He shades his eyes with one hand. "Late last night. I'm helping my dad finish some repairs."
Repairs, cleanup, rebuilding: they've all become part of the lexicon around here. "Here" being the barrier islands off the coast of New Jersey. "How long are you here for?"
"Just for the three-day weekend," he says. "Wish it were longer. I wanted to blow off school on Tuesday, but I've got a game."
"It's almost summer. Then you won't have to leave," I say, although I'm not sure why I'm trying to make him feel better.
Connor and I have known each other since we were kids and have had a good thing going. For years, I relished my role as confidante to the hot boy next door-my part-time summer friend who arrived on Memorial Day weekend and left by Labor Day. And then I broke one of the most important rules we have at Breakwater Burrito, where I've worked for the past three summers. "Feed the Bennies. Don't date them." Benny is the locals' word for tourist, and there's sort of an unspoken pact among us to keep them at bay.
Even though summer residents like Connor aren't exactly full-fledged Bennies, I never told anyone what went down between us. My friends, Meghan and Kiki, pretty much despise all forms of summer visitors, and my brother, Liam, would freak.
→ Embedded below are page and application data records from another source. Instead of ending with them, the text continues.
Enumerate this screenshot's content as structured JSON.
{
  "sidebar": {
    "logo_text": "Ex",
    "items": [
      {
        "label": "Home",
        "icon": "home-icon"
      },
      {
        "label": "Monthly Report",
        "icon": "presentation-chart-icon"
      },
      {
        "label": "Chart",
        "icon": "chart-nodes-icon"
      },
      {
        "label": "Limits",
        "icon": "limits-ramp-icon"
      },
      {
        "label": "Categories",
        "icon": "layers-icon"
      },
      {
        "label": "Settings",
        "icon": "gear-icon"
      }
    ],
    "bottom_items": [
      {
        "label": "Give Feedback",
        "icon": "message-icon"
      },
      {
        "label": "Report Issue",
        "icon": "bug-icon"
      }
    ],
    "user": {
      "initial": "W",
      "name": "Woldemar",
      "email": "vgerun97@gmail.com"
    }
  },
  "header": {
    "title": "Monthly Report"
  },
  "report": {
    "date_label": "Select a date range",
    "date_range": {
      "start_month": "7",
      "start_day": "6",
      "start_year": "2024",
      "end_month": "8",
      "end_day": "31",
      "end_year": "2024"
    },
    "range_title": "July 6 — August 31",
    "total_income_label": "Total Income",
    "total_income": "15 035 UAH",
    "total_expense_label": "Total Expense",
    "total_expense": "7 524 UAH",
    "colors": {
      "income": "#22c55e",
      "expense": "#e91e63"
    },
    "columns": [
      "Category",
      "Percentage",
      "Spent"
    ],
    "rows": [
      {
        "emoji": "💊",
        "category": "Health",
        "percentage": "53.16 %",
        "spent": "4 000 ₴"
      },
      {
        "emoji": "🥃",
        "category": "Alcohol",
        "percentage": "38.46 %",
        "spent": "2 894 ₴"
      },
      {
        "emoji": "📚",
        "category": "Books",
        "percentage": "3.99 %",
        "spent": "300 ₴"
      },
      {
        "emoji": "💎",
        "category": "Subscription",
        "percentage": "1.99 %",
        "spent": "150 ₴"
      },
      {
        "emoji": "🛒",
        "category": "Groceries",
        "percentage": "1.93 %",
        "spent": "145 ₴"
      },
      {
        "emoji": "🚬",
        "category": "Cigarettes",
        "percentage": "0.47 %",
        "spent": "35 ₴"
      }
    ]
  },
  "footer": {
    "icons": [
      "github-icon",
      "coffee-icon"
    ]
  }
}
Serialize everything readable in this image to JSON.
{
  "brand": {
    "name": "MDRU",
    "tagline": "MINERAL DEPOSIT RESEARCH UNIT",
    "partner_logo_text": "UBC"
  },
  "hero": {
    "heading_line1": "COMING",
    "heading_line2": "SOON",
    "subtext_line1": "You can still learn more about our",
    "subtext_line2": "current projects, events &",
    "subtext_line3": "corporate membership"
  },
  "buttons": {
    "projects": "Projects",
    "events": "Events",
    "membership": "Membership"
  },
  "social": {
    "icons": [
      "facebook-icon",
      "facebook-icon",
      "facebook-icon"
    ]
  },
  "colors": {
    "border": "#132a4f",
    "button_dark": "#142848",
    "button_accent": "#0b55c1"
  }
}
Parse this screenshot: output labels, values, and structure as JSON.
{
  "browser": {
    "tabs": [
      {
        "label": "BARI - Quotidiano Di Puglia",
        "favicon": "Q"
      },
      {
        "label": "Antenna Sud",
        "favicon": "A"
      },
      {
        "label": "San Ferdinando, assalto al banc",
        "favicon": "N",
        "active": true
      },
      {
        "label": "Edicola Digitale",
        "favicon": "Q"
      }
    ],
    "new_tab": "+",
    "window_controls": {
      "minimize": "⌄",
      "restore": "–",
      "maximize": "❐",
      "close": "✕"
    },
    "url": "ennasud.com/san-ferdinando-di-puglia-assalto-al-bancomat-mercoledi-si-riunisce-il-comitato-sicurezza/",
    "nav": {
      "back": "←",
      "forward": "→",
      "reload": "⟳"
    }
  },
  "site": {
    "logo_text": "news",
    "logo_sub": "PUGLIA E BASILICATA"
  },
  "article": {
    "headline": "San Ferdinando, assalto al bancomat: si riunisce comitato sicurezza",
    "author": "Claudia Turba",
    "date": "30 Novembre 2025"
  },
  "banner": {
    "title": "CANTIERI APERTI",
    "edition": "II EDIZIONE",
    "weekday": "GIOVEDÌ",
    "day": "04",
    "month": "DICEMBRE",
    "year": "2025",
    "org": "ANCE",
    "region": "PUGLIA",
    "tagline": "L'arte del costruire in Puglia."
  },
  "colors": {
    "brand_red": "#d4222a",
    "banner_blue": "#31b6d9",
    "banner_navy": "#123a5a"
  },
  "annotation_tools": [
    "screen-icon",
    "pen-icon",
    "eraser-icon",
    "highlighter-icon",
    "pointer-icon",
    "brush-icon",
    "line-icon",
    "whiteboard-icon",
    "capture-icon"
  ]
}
Every May when the Malloys open their house for the summer, my twin bro nods his head in the direction of their two-bedroom bungalow and mutters his perennial warning. "Stay away from that douche bag."
I appreciated that Liam thought I even had a chance with a guy like that. Look at him. With eyes the color of the clear, blue sky and wavy ash-blond hair that's always in perfect disarray, he belongs in an Abercrombie ad.
"You're so lucky you live here," Connor says.
A bitter laugh escapes my mouth. "Yeah. Lucky. We just got back ourselves. You know, since the storm turned our first floor into an indoor swimming pool."
The Malloys' house was spared any serious damage, so it's been a while since Connor or his parents have visited Seaside.
Connor backpedals. "I'm sorry... I didn't-"
I wave him off, but I'm annoyed. "No worries. Well...I'll let you get back to your roof. I've got a thing before work."
No need to bore him or our other neighbors with my volunteer duties harvesting baby clams for Reclam Our Waters.
"Later?" His question is so loaded with expectation that it melts my anger and resolve and tempts me to remember.
God. Must he smile at me like that? I can't say, "Put a shirt on, Connor, so I can think straight," so I search my brain for something easy. Casual. Something I would have said before the storm. Back when he was the charismatic kid who showed up every summer and I was the unabashed nerd-girl who never left-the one who knew better than to cross the line with a guy like that.
"Come by for lunch. If you order the Tsunami, I'll hook you up with a free drink." Ugh. Lame. The Tsunami is a mega-sized burrito that's nearly impossible for one person to eat. We ring a bell whenever someone orders it. I should have dug deeper to find the funny.
He laughs anyway. "You got it."
I duck back inside, close the screen, and pull down the shade, still hyperaware that Connor is on the other side and torn between wanting to see him again and establishing a safe distance between us. Thankfully, my baby clams and work call. I refuse to relive my brief but intense connection with Connor and accept that my love life is just one more thing that took a mega-sized hit from Superstorm Sandy.